WHAT IS EXPECTED
Print the records exactly as given.

[[ MATERIAL PROVIDED, beginning ]]

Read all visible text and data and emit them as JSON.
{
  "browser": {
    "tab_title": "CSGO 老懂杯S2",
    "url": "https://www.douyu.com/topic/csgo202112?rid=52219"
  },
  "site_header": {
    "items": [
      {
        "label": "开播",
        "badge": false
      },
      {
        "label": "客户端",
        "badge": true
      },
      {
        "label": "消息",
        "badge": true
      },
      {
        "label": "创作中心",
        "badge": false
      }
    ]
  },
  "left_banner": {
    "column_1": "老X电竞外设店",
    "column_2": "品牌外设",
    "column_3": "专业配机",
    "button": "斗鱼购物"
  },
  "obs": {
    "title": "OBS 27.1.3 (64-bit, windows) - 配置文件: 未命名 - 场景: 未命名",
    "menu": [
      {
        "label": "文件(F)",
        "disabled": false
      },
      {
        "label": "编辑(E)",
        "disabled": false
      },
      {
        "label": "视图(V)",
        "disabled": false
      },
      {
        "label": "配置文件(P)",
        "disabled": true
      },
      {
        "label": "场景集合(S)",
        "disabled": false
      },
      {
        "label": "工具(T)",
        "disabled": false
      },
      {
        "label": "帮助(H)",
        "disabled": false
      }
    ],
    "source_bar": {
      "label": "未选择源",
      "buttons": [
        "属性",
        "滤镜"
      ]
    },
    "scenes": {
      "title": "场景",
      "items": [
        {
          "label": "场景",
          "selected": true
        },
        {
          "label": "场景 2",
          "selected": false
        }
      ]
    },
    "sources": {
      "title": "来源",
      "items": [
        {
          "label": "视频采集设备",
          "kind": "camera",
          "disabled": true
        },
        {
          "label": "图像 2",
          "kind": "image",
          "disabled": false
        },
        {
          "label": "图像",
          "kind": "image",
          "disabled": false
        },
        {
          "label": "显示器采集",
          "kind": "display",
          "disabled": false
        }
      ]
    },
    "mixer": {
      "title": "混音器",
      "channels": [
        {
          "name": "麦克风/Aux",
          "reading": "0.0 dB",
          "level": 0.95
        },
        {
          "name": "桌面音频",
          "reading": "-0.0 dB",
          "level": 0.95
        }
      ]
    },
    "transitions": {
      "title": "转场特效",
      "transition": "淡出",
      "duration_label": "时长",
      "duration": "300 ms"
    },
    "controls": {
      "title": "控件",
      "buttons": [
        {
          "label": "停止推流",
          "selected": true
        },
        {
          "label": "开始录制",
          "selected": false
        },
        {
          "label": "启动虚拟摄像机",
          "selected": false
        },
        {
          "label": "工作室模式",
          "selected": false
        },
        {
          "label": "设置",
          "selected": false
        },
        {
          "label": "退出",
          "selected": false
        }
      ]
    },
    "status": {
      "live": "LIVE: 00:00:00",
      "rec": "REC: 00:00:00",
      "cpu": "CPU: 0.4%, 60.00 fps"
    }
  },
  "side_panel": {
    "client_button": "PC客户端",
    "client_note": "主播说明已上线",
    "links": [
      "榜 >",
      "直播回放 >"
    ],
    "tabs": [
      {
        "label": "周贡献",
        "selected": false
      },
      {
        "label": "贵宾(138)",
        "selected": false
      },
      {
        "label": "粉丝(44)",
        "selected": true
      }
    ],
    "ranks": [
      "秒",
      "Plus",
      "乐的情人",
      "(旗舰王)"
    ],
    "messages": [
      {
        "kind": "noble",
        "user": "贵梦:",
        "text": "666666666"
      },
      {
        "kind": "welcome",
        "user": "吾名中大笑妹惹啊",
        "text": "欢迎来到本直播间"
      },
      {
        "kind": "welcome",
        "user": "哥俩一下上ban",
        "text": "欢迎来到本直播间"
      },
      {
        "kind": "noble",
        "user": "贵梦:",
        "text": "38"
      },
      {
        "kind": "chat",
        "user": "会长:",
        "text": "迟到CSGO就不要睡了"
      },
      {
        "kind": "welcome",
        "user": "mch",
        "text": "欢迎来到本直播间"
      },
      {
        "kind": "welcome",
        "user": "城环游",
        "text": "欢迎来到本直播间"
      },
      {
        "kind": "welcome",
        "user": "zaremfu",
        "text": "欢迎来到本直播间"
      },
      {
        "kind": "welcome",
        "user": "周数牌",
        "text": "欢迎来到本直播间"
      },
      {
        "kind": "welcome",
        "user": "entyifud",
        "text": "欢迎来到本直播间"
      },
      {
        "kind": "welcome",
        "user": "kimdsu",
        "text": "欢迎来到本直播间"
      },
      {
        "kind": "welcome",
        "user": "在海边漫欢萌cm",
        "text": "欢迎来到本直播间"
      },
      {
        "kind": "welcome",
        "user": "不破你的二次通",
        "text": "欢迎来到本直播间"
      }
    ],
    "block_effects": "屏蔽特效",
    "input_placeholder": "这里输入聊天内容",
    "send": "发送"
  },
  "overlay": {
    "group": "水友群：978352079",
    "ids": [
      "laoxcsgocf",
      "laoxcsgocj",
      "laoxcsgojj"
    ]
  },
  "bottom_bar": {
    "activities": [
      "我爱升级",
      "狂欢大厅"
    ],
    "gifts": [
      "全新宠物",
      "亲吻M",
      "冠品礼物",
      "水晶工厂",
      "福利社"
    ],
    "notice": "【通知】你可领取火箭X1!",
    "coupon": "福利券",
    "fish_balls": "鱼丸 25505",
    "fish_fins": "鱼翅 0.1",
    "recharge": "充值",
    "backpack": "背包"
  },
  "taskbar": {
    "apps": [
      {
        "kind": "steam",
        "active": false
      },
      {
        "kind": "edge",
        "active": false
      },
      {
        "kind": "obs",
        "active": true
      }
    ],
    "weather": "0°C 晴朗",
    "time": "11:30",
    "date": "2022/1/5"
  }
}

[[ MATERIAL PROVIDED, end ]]

RESPONSE AREA
Read all visible text and data and emit them as JSON.
{
  "browser": {
    "tab_title": "CSGO 老懂杯S2",
    "url": "https://www.douyu.com/topic/csgo202112?rid=52219"
  },
  "site_header": {
    "items": [
      {
        "label": "开播",
        "badge": false
      },
      {
        "label": "客户端",
        "badge": true
      },
      {
        "label": "消息",
        "badge": true
      },
      {
        "label": "创作中心",
        "badge": false
      }
    ]
  },
  "left_banner": {
    "column_1": "老X电竞外设店",
    "column_2": "品牌外设",
    "column_3": "专业配机",
    "button": "斗鱼购物"
  },
  "obs": {
    "title": "OBS 27.1.3 (64-bit, windows) - 配置文件: 未命名 - 场景: 未命名",
    "menu": [
      {
        "label": "文件(F)",
        "disabled": false
      },
      {
        "label": "编辑(E)",
        "disabled": false
      },
      {
        "label": "视图(V)",
        "disabled": false
      },
      {
        "label": "配置文件(P)",
        "disabled": true
      },
      {
        "label": "场景集合(S)",
        "disabled": false
      },
      {
        "label": "工具(T)",
        "disabled": false
      },
      {
        "label": "帮助(H)",
        "disabled": false
      }
    ],
    "source_bar": {
      "label": "未选择源",
      "buttons": [
        "属性",
        "滤镜"
      ]
    },
    "scenes": {
      "title": "场景",
      "items": [
        {
          "label": "场景",
          "selected": true
        },
        {
          "label": "场景 2",
          "selected": false
        }
      ]
    },
    "sources": {
      "title": "来源",
      "items": [
        {
          "label": "视频采集设备",
          "kind": "camera",
          "disabled": true
        },
        {
          "label": "图像 2",
          "kind": "image",
          "disabled": false
        },
        {
          "label": "图像",
          "kind": "image",
          "disabled": false
        },
        {
          "label": "显示器采集",
          "kind": "display",
          "disabled": false
        }
      ]
    },
    "mixer": {
      "title": "混音器",
      "channels": [
        {
          "name": "麦克风/Aux",
          "reading": "0.0 dB",
          "level": 0.95
        },
        {
          "name": "桌面音频",
          "reading": "-0.0 dB",
          "level": 0.95
        }
      ]
    },
    "transitions": {
      "title": "转场特效",
      "transition": "淡出",
      "duration_label": "时长",
      "duration": "300 ms"
    },
    "controls": {
      "title": "控件",
      "buttons": [
        {
          "label": "停止推流",
          "selected": true
        },
        {
          "label": "开始录制",
          "selected": false
        },
        {
          "label": "启动虚拟摄像机",
          "selected": false
        },
        {
          "label": "工作室模式",
          "selected": false
        },
        {
          "label": "设置",
          "selected": false
        },
        {
          "label": "退出",
          "selected": false
        }
      ]
    },
    "status": {
      "live": "LIVE: 00:00:00",
      "rec": "REC: 00:00:00",
      "cpu": "CPU: 0.4%, 60.00 fps"
    }
  },
  "side_panel": {
    "client_button": "PC客户端",
    "client_note": "主播说明已上线",
    "links": [
      "榜 >",
      "直播回放 >"
    ],
    "tabs": [
      {
        "label": "周贡献",
        "selected": false
      },
      {
        "label": "贵宾(138)",
        "selected": false
      },
      {
        "label": "粉丝(44)",
        "selected": true
      }
    ],
    "ranks": [
      "秒",
      "Plus",
      "乐的情人",
      "(旗舰王)"
    ],
    "messages": [
      {
        "kind": "noble",
        "user": "贵梦:",
        "text": "666666666"
      },
      {
        "kind": "welcome",
        "user": "吾名中大笑妹惹啊",
        "text": "欢迎来到本直播间"
      },
      {
        "kind": "welcome",
        "user": "哥俩一下上ban",
        "text": "欢迎来到本直播间"
      },
      {
        "kind": "noble",
        "user": "贵梦:",
        "text": "38"
      },
      {
        "kind": "chat",
        "user": "会长:",
        "text": "迟到CSGO就不要睡了"
      },
      {
        "kind": "welcome",
        "user": "mch",
        "text": "欢迎来到本直播间"
      },
      {
        "kind": "welcome",
        "user": "城环游",
        "text": "欢迎来到本直播间"
      },
      {
        "kind": "welcome",
        "user": "zaremfu",
        "text": "欢迎来到本直播间"
      },
      {
        "kind": "welcome",
        "user": "周数牌",
        "text": "欢迎来到本直播间"
      },
      {
        "kind": "welcome",
        "user": "entyifud",
        "text": "欢迎来到本直播间"
      },
      {
        "kind": "welcome",
        "user": "kimdsu",
        "text": "欢迎来到本直播间"
      },
      {
        "kind": "welcome",
        "user": "在海边漫欢萌cm",
        "text": "欢迎来到本直播间"
      },
      {
        "kind": "welcome",
        "user": "不破你的二次通",
        "text": "欢迎来到本直播间"
      }
    ],
    "block_effects": "屏蔽特效",
    "input_placeholder": "这里输入聊天内容",
    "send": "发送"
  },
  "overlay": {
    "group": "水友群：978352079",
    "ids": [
      "laoxcsgocf",
      "laoxcsgocj",
      "laoxcsgojj"
    ]
  },
  "bottom_bar": {
    "activities": [
      "我爱升级",
      "狂欢大厅"
    ],
    "gifts": [
      "全新宠物",
      "亲吻M",
      "冠品礼物",
      "水晶工厂",
      "福利社"
    ],
    "notice": "【通知】你可领取火箭X1!",
    "coupon": "福利券",
    "fish_balls": "鱼丸 25505",
    "fish_fins": "鱼翅 0.1",
    "recharge": "充值",
    "backpack": "背包"
  },
  "taskbar": {
    "apps": [
      {
        "kind": "steam",
        "active": false
      },
      {
        "kind": "edge",
        "active": false
      },
      {
        "kind": "obs",
        "active": true
      }
    ],
    "weather": "0°C 晴朗",
    "time": "11:30",
    "date": "2022/1/5"
  }
}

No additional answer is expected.